Early wickets concern England captain Alastair Cook after Lord`s rout
England captain Alastair Cook said his side simply had to stop losing early wickets if they were to regain the initiative in the Ashes after a colossal 405-run defeat by Australia in the second Test at Lord`s.
London: England captain Alastair Cook said his side simply had to stop losing early wickets if they were to regain the initiative in the Ashes after a colossal 405-run defeat by Australia in the second Test at Lord`s.
England, set a new fourth innings winning target of 509, slumped to 103 all out in a mere 37 overs after tea as the tourists levelled the series at 1-1 with more than a day to spare on Sunday.
Several batsmen were undone by sheer pace, with left-arm fast bowler Mitchell Johnson -- who took 37 wickets during Australia`s 5-0 home Ashes whitewash of England in 2013/14 -- leading the way with three for 27 in 10 hostile overs.
England`s decline to 42 for three at Lord`s on Sunday was the seventh time in their last 13 Test innings that they had been three wickets down for 43 or under.
"Certainly over the last three or four months, we`ve found ourselves too often 30 for four (or) 40 for three," said opening batsman Cook, who made 96 in the first innings but was out for 11 on Sunday.
"That`s not ideal in any circumstance, in any team," explained Cook, who has had six partners at the top of the order -- Joe Root, Michael Carberry, Nick Compton, Sam Robson, Jonathan Trott and Adam Lyth (who managed just seven runs in total at Lord`s) -- since now team director Andrew Strauss retired three years ago.
"Big runs from the top order, you saw how Australia did it and how it sets up the game," added Cook as he reflected on the tourists` first innings 566 for eight declared, featuring Steven Smith`s 215 and Chris Rogers`s 173.
"It`s something we`ll have to look at over the next couple of days."
The scale of England`s defeat could be seen from the fact that this was their fourth heaviest loss, in terms of runs, in the 138-year history of Test cricket.
"Full credit to Australia -- from the first morning, they got on top of us and never let us back in the game," said Cook, who only a week earlier had led England to a 169-run win, also with more than a day to spare, in the first Test in Cardiff.
"To get bowled out on that kind of wicket for a hundred is not good enough, not acceptable, not up to the standard that the guys can play."This was also the third time in as many series that England had been pegged back after going 1-0 up, with both the West Indies and New Zealand ending all square at 1-1 in shorter campaigns than the five-match Ashes.
"It`s incredibly frustrating," said Cook. "I said before the game the last (two) times we`ve gone one up in the series, we haven`t managed to play anywhere near that standard we`ve set in the following game.
"For whatever reason, I cannot put my finger on it.
"We`ve spoken about it. We had an opportunity here to build on Cardiff... and we haven`t taken it.
"I think it`s probably a case of you can talk all you want -- but it`s down to the players," he added ahead of the third Test at Edgbaston starting on July 29.
For all their talk of playing "aggressive" cricket, a draw was England`s only realistic hope once Australia captain Michael Clarke declared for the second time in the match shortly before lunch on the fourth day.
Yet a number of batsmen, including Cook, were dismissed playing attacking shots on Sunday.
"If you`re going to bat 150 overs to save a game, you do have to change your method," said Cook. "I believe that anyway.
"You`ve seen plenty examples of that recently (in world cricket) that have been fantastic.
"It`s definitely possible.
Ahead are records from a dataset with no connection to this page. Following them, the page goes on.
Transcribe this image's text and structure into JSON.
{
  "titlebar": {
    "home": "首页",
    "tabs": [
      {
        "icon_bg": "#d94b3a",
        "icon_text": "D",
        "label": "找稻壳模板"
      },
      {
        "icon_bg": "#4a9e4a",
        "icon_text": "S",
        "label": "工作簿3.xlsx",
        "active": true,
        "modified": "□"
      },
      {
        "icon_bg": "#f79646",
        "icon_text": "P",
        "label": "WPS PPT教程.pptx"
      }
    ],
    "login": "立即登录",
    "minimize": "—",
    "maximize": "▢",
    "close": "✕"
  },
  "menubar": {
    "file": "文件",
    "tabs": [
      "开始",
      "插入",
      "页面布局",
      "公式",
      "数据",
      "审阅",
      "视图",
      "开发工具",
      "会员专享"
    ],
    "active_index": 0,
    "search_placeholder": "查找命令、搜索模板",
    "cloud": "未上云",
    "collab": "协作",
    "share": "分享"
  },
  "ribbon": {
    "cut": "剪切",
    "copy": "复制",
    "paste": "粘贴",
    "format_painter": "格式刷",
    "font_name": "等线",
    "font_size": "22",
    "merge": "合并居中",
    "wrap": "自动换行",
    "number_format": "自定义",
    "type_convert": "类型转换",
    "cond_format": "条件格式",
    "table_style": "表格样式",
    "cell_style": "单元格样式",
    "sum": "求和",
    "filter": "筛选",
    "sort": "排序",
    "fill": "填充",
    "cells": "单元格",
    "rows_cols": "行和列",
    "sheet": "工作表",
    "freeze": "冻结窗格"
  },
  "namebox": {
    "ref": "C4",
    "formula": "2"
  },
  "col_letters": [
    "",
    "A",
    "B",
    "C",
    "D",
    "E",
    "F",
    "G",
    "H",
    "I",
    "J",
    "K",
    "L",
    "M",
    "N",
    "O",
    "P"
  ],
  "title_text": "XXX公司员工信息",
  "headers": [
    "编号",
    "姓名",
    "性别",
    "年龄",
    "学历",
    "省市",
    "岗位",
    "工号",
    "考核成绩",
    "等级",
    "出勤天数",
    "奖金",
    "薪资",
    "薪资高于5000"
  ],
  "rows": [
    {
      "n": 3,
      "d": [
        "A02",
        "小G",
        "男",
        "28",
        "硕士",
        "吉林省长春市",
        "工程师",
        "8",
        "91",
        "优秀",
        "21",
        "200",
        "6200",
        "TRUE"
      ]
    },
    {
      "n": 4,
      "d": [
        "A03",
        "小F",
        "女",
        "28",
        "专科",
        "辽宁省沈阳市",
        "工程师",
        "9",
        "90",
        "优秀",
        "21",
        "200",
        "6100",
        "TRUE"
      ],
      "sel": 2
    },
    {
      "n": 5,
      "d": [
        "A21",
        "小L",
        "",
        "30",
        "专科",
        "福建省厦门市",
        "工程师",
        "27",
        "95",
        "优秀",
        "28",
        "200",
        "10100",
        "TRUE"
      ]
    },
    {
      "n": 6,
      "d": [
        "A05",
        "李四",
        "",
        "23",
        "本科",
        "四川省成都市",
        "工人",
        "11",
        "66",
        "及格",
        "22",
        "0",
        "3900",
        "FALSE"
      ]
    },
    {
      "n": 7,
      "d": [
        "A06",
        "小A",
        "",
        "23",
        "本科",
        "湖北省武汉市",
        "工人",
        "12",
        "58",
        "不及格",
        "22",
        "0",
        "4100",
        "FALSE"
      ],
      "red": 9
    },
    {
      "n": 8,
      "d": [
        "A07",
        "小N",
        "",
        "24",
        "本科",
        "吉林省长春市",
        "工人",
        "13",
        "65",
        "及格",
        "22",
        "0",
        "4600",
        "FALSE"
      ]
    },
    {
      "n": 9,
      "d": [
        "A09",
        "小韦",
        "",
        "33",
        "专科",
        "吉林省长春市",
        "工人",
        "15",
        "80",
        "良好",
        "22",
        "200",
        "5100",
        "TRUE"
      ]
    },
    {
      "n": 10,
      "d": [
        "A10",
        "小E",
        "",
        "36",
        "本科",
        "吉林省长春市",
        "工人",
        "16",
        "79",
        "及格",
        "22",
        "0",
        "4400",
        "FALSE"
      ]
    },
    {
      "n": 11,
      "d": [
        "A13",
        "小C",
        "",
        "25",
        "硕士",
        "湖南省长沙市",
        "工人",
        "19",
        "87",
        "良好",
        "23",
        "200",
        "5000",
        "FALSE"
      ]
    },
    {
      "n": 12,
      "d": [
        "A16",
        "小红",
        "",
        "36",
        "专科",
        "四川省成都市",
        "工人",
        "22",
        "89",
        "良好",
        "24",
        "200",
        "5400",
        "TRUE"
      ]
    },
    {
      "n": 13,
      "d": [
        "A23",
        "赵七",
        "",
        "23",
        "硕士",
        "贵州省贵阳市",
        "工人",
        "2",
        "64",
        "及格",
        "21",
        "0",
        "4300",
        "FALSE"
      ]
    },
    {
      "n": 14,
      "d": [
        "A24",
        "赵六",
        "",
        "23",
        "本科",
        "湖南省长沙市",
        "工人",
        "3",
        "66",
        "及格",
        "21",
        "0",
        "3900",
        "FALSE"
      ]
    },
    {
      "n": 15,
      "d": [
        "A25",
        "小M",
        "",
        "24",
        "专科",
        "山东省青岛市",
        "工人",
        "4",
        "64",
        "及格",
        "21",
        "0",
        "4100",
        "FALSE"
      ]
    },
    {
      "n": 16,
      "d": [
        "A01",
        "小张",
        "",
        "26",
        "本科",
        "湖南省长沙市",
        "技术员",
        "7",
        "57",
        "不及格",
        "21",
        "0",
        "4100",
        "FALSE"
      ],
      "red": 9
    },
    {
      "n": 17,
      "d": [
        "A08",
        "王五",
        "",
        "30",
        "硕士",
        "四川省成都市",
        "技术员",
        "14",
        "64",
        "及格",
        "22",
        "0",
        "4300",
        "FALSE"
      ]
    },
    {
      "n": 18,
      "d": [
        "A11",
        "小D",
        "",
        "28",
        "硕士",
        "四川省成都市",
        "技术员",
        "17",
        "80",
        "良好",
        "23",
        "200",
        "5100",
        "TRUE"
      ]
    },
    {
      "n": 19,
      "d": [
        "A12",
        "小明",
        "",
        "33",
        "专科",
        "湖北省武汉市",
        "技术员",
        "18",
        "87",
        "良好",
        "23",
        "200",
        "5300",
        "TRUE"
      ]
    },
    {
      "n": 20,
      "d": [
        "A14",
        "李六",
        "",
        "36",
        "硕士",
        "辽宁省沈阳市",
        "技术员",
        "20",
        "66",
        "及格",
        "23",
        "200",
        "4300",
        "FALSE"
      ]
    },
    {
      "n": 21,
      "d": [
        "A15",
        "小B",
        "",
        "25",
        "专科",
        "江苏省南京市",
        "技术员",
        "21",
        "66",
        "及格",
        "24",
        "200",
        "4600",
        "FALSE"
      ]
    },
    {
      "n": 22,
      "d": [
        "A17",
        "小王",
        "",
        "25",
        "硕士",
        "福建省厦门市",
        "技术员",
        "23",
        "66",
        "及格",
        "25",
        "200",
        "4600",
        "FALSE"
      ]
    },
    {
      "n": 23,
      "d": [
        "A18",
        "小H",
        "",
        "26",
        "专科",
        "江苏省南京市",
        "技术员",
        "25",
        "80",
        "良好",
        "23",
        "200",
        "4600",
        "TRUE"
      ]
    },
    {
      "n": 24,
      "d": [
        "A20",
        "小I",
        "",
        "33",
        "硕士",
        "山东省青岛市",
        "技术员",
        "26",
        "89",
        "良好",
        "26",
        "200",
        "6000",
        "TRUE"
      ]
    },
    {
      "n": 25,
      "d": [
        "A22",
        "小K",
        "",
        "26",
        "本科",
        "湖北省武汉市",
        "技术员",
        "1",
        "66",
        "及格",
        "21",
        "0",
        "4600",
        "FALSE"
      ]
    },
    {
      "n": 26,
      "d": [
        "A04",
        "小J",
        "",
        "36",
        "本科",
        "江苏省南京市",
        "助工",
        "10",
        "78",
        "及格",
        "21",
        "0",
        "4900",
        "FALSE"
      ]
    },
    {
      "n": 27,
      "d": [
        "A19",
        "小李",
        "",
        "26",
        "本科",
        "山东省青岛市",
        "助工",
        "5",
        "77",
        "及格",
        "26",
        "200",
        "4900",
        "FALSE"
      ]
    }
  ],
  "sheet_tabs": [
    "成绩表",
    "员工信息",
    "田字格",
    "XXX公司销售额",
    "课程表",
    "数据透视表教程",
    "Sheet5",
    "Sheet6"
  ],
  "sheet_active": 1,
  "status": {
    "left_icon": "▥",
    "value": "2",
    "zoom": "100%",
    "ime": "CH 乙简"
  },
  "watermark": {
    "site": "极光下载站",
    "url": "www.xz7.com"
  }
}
But you do have to change your game to adapt to it... (and) we weren`t good enough to do that today."